Remember that VRAM is only one performance factor. Rendering 4K video will take forever if your CPU needs to be more powerful. A lack of system RAM prevents you from running multiple programs simultaneously, and using a mechanical hard drive severely limits system performance. Furthermore, some low-cost graphics cards use slow DDR3 VRAM, which is inferior to the faster DDR6 and DDR5 used in modern graphics cards.
Talk to a knowledgeable person to determine which graphics card and amount of video RAM are best for you.
Ask a friend who is knowledgeable about the latest graphics cards, or post on a forum such as Reddit or Tom’s Hardware to see if a specific graphics card would work for your needs.
Understanding VRAM With Integrated Graphics
So far, we’ve assumed that you have a dedicated graphics card on your PC. Most people who build their computer or buy a prebuilt gaming PC have a desktop computer with a video card. Some more powerful laptops even have a dedicated graphics card.
However, budget laptops and off-the-shelf desktops do not include video cards and instead use integrated graphics.
An integrated graphics solution means the GPU is on the same die as the CPU and shares your regular system RAM rather than its dedicated VRAM. This is a cost-effective solution that enables laptops to output basic graphics without the need for a space- and energy-consuming video card. However, integrated graphics must be improved for gaming and graphically intensive tasks.
Your CPU determines how much performance you’ll get from integrated graphics. Newer Intel CPUs with Intel Iris Xe Graphics are more potent than their older and less expensive counterparts but still need dedicated graphics.
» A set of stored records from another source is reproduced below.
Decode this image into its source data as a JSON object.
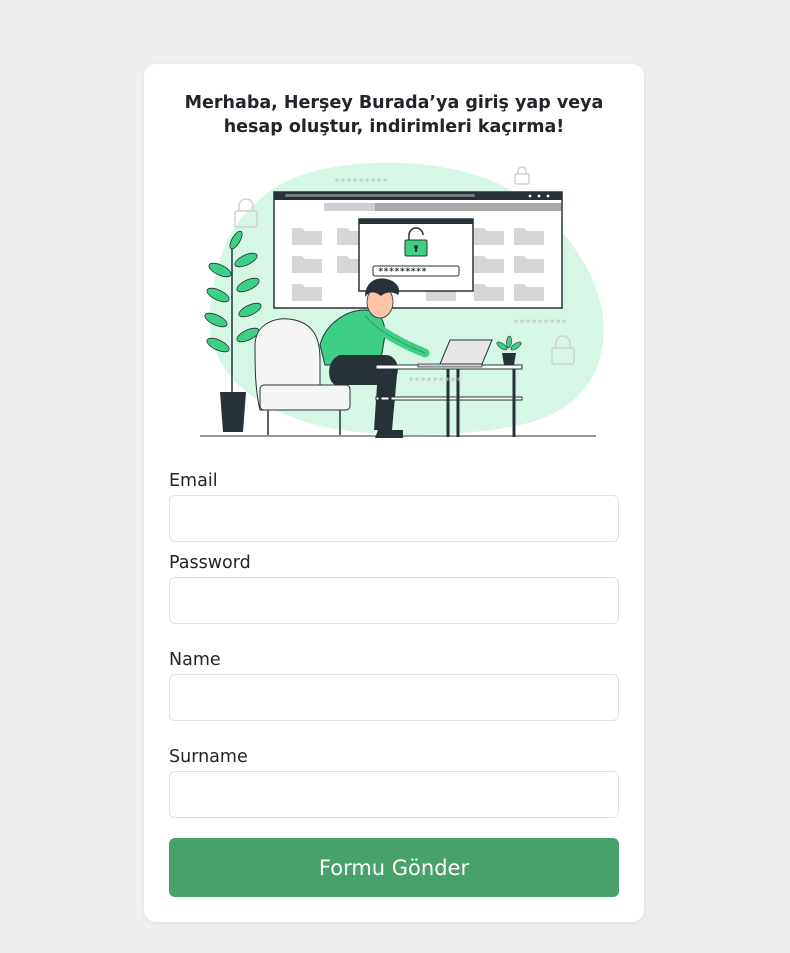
{
  "header": {
    "title": "Merhaba, Herşey Burada’ya giriş yap veya hesap oluştur, indirimleri kaçırma!"
  },
  "illustration": {
    "password_mask": "*********",
    "icon": "password-security-illustration"
  },
  "form": {
    "fields": [
      {
        "label": "Email",
        "value": "",
        "placeholder": ""
      },
      {
        "label": "Password",
        "value": "",
        "placeholder": ""
      },
      {
        "label": "Name",
        "value": "",
        "placeholder": ""
      },
      {
        "label": "Surname",
        "value": "",
        "placeholder": ""
      }
    ],
    "submit_label": "Formu Gönder"
  },
  "colors": {
    "page_background": "#efefef",
    "card_background": "#ffffff",
    "accent_green": "#48a06a",
    "illustration_green": "#3ecf86",
    "illustration_blob": "#d6f7e5"
  }
}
Suppose your computer is less than a few years old. In that case, you should have no trouble watching videos, playing low-intensity games, and working in primary photo and video editing apps with integrated graphics.
However, playing the most recent graphically impressive games with integrated graphics is impossible at a comfortable frame rate.
Now You Understand Video RAM
You now understand what video RAM is, how much you require, and how to increase it. Finally, remember that video RAM is only a tiny part of your computer’s overall performance. Even with a lot of VRAM, a weak GPU would perform poorly.
So, to increase gaming and graphical performance, you should first upgrade your graphics card, processor, and RAM—the VRAM should sort itself out.